* What to do: The data must be returned in full and exactly as given.

Dataset rows describing interfaces:
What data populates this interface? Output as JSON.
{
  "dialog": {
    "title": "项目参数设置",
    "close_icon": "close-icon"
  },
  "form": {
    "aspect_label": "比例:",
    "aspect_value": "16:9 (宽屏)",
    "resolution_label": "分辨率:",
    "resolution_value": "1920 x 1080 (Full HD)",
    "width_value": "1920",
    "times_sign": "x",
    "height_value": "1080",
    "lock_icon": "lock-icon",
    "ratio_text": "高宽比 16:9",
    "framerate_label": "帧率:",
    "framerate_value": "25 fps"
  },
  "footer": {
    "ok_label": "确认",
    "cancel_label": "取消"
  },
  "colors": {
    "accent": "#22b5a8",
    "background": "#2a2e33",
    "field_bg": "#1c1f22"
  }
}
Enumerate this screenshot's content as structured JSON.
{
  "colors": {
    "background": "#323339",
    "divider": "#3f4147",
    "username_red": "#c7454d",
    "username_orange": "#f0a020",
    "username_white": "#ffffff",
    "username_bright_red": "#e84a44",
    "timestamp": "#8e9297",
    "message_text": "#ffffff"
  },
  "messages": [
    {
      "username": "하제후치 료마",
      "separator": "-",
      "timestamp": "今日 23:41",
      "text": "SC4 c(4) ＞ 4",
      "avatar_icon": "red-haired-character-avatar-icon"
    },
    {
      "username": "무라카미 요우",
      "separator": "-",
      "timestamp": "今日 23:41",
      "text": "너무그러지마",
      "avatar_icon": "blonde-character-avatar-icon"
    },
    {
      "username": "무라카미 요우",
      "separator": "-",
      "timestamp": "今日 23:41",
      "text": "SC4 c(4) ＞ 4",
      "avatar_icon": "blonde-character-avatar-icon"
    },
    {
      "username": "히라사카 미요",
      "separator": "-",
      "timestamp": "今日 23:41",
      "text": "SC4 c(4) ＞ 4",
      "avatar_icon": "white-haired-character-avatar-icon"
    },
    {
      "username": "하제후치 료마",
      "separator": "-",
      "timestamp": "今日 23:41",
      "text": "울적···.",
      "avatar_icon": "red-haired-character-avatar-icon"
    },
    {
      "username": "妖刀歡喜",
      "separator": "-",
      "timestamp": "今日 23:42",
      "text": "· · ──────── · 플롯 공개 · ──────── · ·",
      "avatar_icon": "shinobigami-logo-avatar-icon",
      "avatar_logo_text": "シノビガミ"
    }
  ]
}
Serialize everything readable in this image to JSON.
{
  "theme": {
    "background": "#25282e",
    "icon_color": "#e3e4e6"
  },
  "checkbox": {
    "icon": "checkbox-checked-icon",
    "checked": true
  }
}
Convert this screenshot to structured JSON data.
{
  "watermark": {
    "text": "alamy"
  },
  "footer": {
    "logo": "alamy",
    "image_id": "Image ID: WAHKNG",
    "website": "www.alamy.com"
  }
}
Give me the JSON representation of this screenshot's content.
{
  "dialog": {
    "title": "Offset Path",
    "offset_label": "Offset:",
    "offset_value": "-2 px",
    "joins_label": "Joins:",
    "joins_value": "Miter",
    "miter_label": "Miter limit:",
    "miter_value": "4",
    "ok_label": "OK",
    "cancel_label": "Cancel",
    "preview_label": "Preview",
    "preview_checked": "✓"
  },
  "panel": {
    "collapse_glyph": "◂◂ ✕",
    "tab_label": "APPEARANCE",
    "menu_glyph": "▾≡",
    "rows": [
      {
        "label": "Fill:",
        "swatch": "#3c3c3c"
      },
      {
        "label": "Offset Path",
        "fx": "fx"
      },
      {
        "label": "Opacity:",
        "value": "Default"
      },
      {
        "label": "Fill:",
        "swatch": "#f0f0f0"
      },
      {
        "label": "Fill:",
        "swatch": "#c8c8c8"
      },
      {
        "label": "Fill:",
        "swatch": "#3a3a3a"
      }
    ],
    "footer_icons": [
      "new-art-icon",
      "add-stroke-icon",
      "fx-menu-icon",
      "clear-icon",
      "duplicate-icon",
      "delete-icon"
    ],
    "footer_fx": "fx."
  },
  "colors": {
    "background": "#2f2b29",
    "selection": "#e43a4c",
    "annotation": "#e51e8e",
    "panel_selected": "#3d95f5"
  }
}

* Task output:
What data populates this interface? Output as JSON.
{
  "dialog": {
    "title": "项目参数设置",
    "close_icon": "close-icon"
  },
  "form": {
    "aspect_label": "比例:",
    "aspect_value": "16:9 (宽屏)",
    "resolution_label": "分辨率:",
    "resolution_value": "1920 x 1080 (Full HD)",
    "width_value": "1920",
    "times_sign": "x",
    "height_value": "1080",
    "lock_icon": "lock-icon",
    "ratio_text": "高宽比 16:9",
    "framerate_label": "帧率:",
    "framerate_value": "25 fps"
  },
  "footer": {
    "ok_label": "确认",
    "cancel_label": "取消"
  },
  "colors": {
    "accent": "#22b5a8",
    "background": "#2a2e33",
    "field_bg": "#1c1f22"
  }
}
Enumerate this screenshot's content as structured JSON.
{
  "colors": {
    "background": "#323339",
    "divider": "#3f4147",
    "username_red": "#c7454d",
    "username_orange": "#f0a020",
    "username_white": "#ffffff",
    "username_bright_red": "#e84a44",
    "timestamp": "#8e9297",
    "message_text": "#ffffff"
  },
  "messages": [
    {
      "username": "하제후치 료마",
      "separator": "-",
      "timestamp": "今日 23:41",
      "text": "SC4 c(4) ＞ 4",
      "avatar_icon": "red-haired-character-avatar-icon"
    },
    {
      "username": "무라카미 요우",
      "separator": "-",
      "timestamp": "今日 23:41",
      "text": "너무그러지마",
      "avatar_icon": "blonde-character-avatar-icon"
    },
    {
      "username": "무라카미 요우",
      "separator": "-",
      "timestamp": "今日 23:41",
      "text": "SC4 c(4) ＞ 4",
      "avatar_icon": "blonde-character-avatar-icon"
    },
    {
      "username": "히라사카 미요",
      "separator": "-",
      "timestamp": "今日 23:41",
      "text": "SC4 c(4) ＞ 4",
      "avatar_icon": "white-haired-character-avatar-icon"
    },
    {
      "username": "하제후치 료마",
      "separator": "-",
      "timestamp": "今日 23:41",
      "text": "울적···.",
      "avatar_icon": "red-haired-character-avatar-icon"
    },
    {
      "username": "妖刀歡喜",
      "separator": "-",
      "timestamp": "今日 23:42",
      "text": "· · ──────── · 플롯 공개 · ──────── · ·",
      "avatar_icon": "shinobigami-logo-avatar-icon",
      "avatar_logo_text": "シノビガミ"
    }
  ]
}
Serialize everything readable in this image to JSON.
{
  "theme": {
    "background": "#25282e",
    "icon_color": "#e3e4e6"
  },
  "checkbox": {
    "icon": "checkbox-checked-icon",
    "checked": true
  }
}
Convert this screenshot to structured JSON data.
{
  "watermark": {
    "text": "alamy"
  },
  "footer": {
    "logo": "alamy",
    "image_id": "Image ID: WAHKNG",
    "website": "www.alamy.com"
  }
}
Give me the JSON representation of this screenshot's content.
{
  "dialog": {
    "title": "Offset Path",
    "offset_label": "Offset:",
    "offset_value": "-2 px",
    "joins_label": "Joins:",
    "joins_value": "Miter",
    "miter_label": "Miter limit:",
    "miter_value": "4",
    "ok_label": "OK",
    "cancel_label": "Cancel",
    "preview_label": "Preview",
    "preview_checked": "✓"
  },
  "panel": {
    "collapse_glyph": "◂◂ ✕",
    "tab_label": "APPEARANCE",
    "menu_glyph": "▾≡",
    "rows": [
      {
        "label": "Fill:",
        "swatch": "#3c3c3c"
      },
      {
        "label": "Offset Path",
        "fx": "fx"
      },
      {
        "label": "Opacity:",
        "value": "Default"
      },
      {
        "label": "Fill:",
        "swatch": "#f0f0f0"
      },
      {
        "label": "Fill:",
        "swatch": "#c8c8c8"
      },
      {
        "label": "Fill:",
        "swatch": "#3a3a3a"
      }
    ],
    "footer_icons": [
      "new-art-icon",
      "add-stroke-icon",
      "fx-menu-icon",
      "clear-icon",
      "duplicate-icon",
      "delete-icon"
    ],
    "footer_fx": "fx."
  },
  "colors": {
    "background": "#2f2b29",
    "selection": "#e43a4c",
    "annotation": "#e51e8e",
    "panel_selected": "#3d95f5"
  }
}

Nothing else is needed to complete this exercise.